## Contents

# 5.5. The Discrete Fourier Transform#

In this section, we will formally introduce the Discrete Fourier Transform (DFT).
The DFT is the *digital* version of the Fourier transform, which was originally developed by Joseph Fourier in the early 19th century as a way to model heat flow with differential equations [Fou22].
The Fourier transform proved to be useful for many different applications, especially in audio and signal processing.

Many texts introduce the DFT by first starting with the continuous Fourier transform (using integral calculus), and then show the DFT as a discrete-time approximation of the continuous Fourier transform. We’ll take a different approach here, motivating the DFT from first principles entirely in the discrete time domain.

## 5.5.1. Dealing with phase#

Recall that in the previous section, when we compare a sinusoid \(\blue{x[n]}\) to a collection of reference signals

the resulting similarity score \(\purple{S(x, y_m)}\) depends on the phase of the signal, and whether or not the frequency of \(\blue{x}\) is an analysis frequency.

In the worst case, if

then the similarity score will be 0 even if the frequency matches one of our reference signals. This representation therefore cannot distinguish an out-of-phase sinusoid from a null signal \(x[n] = 0\).

### 5.5.1.1. Comparing to multiple references#

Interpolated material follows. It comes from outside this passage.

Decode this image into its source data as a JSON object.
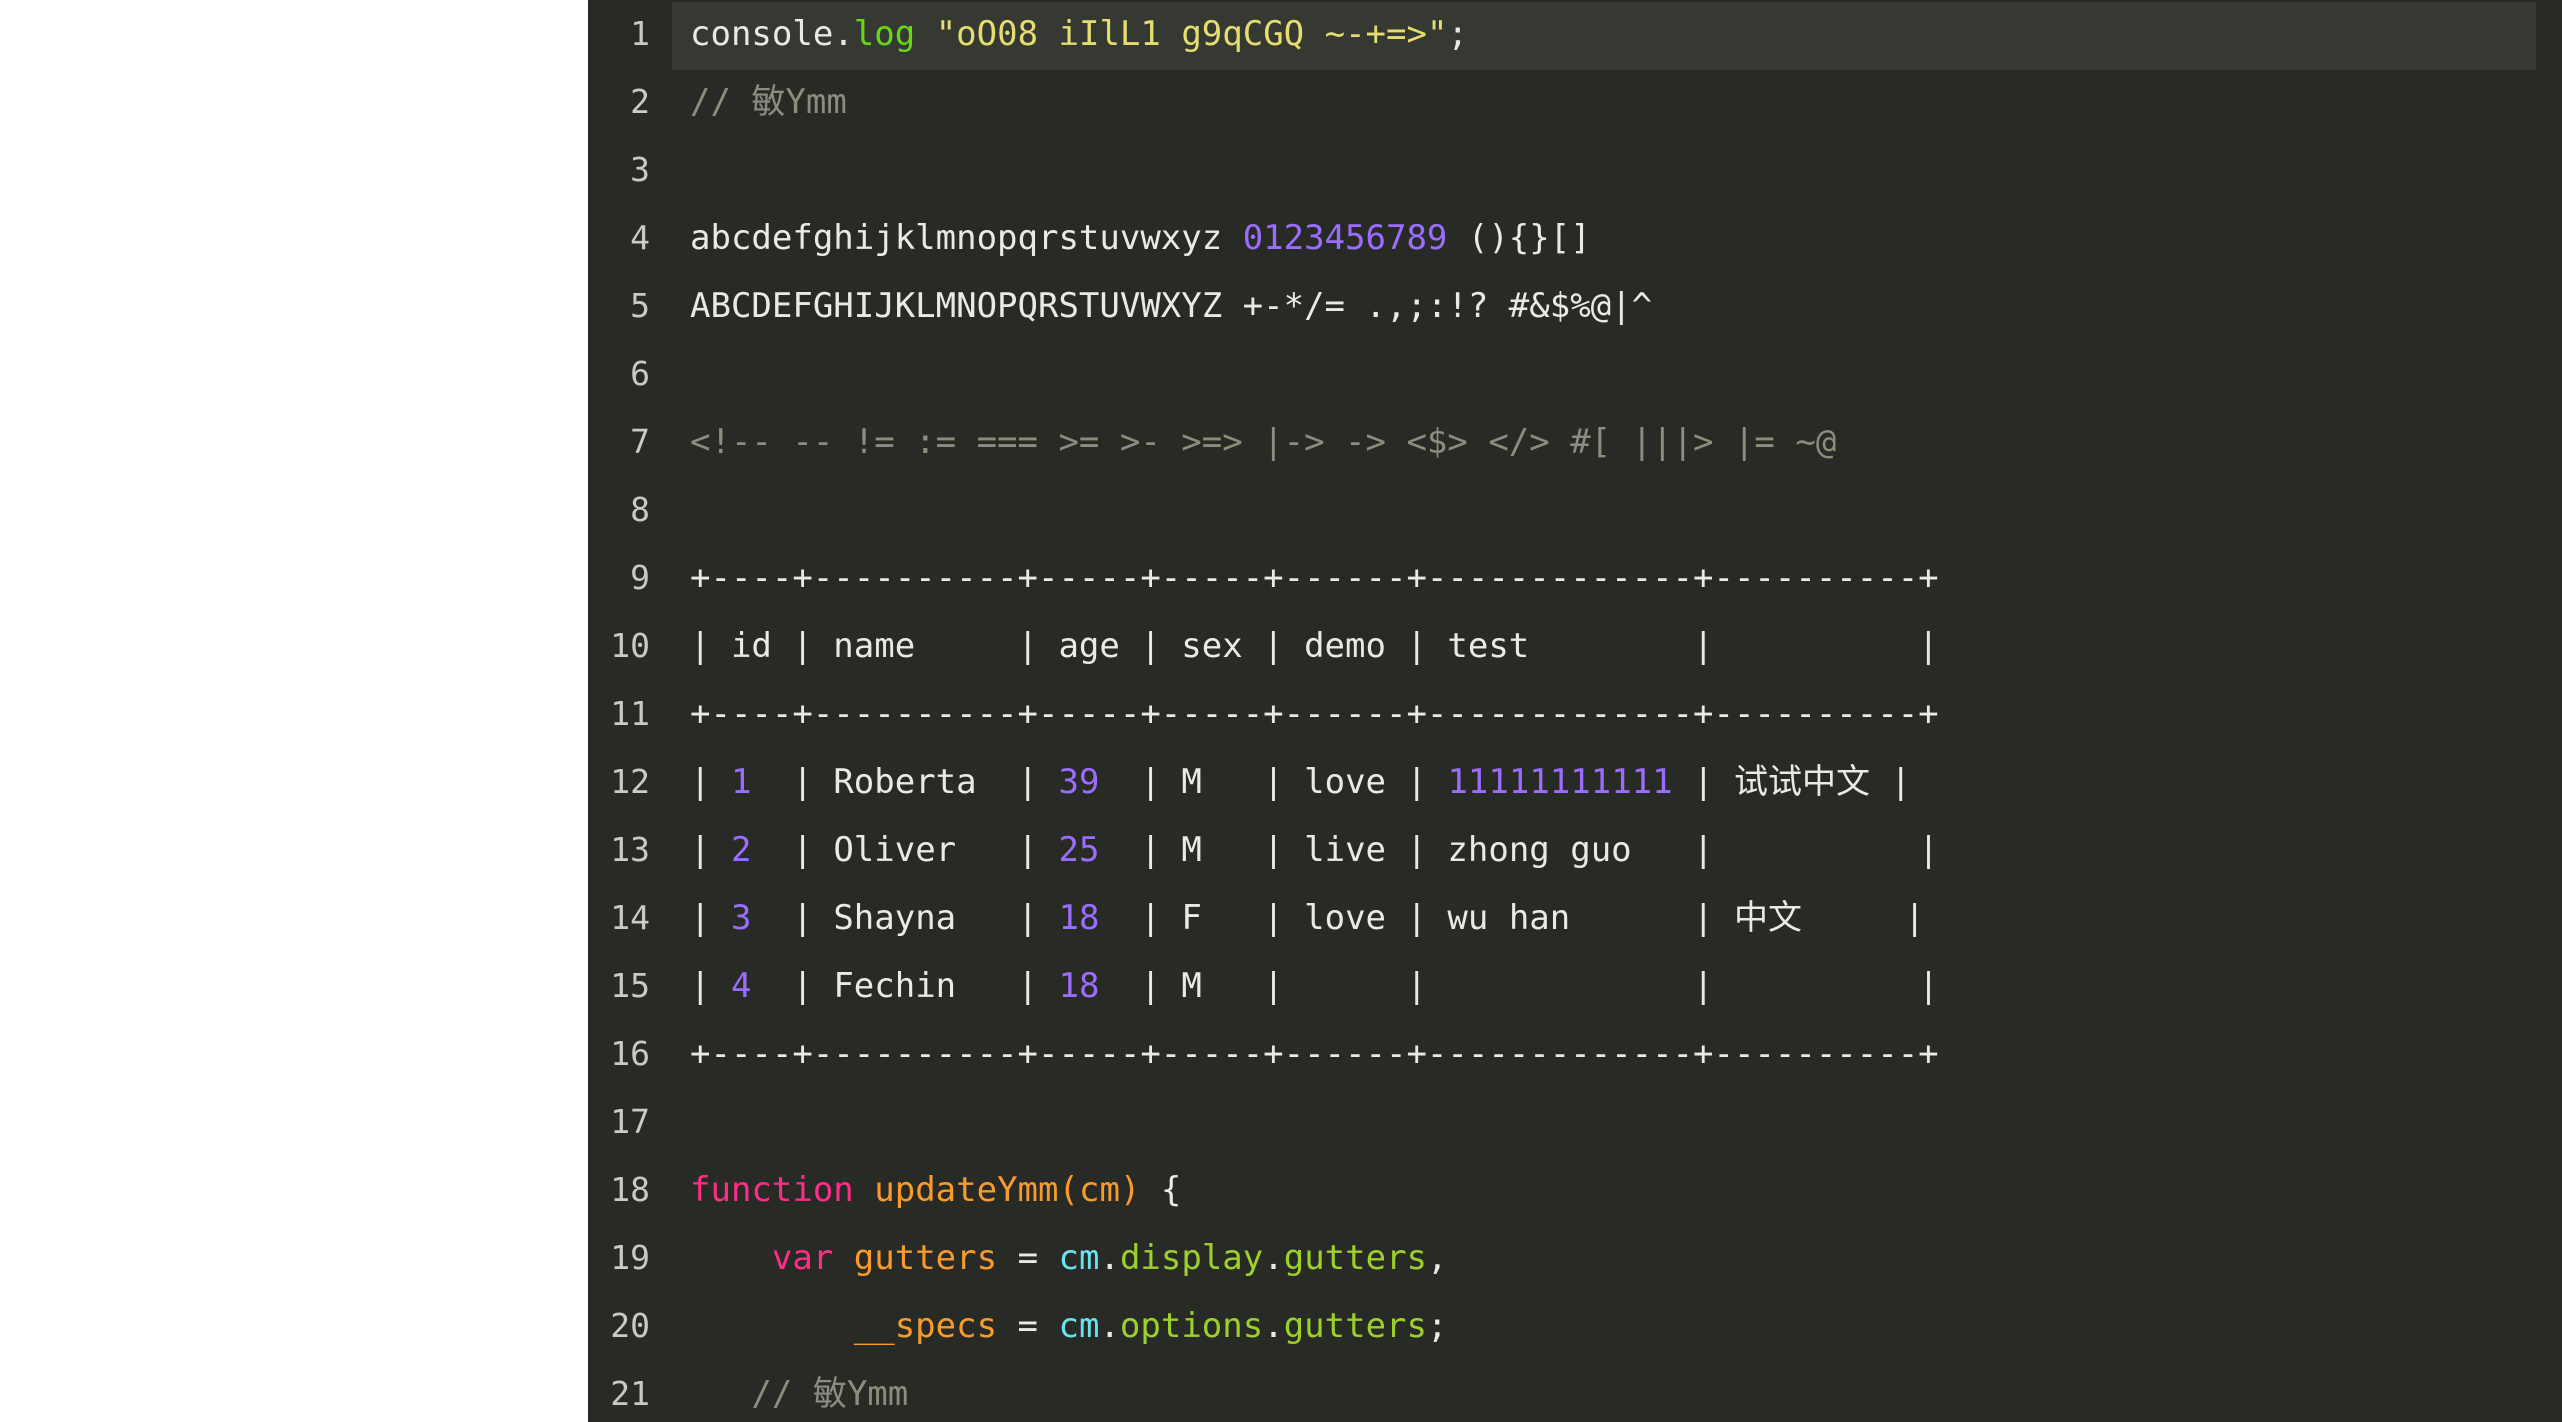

In the specific case above, we could try to resolve the problem by changing the reference signals \(\red{y}\) to use \(\sin\) instead of \(\cos\). This will fix the problem if \(\blue{x}\) is a \(\sin\) wave, but then it will fail in exactly the same way if \(\blue{x}\) is a \(\cos\) wave.

*But what if we try both?*

Let’s see what happens if we take \(\blue{x}\) as a sinusoid at an analysis frequency with arbitrary phase, and compare it to two reference signals at the same frequency: one is \(\cos\) and one is \(\sin\).

In the following example, we’ll continue with the settings from the previous section: \(f_s = 20\) `[samples / sec]`

, \(N=40\) `[samples]`

, and \(\red{m=3}\) (equivalently, \(f_0 = 1.5\) `[cycles/sec]`

).
This gives an input signal

where \(\phi\) is allowed to vary.

We’ll compare to reference signals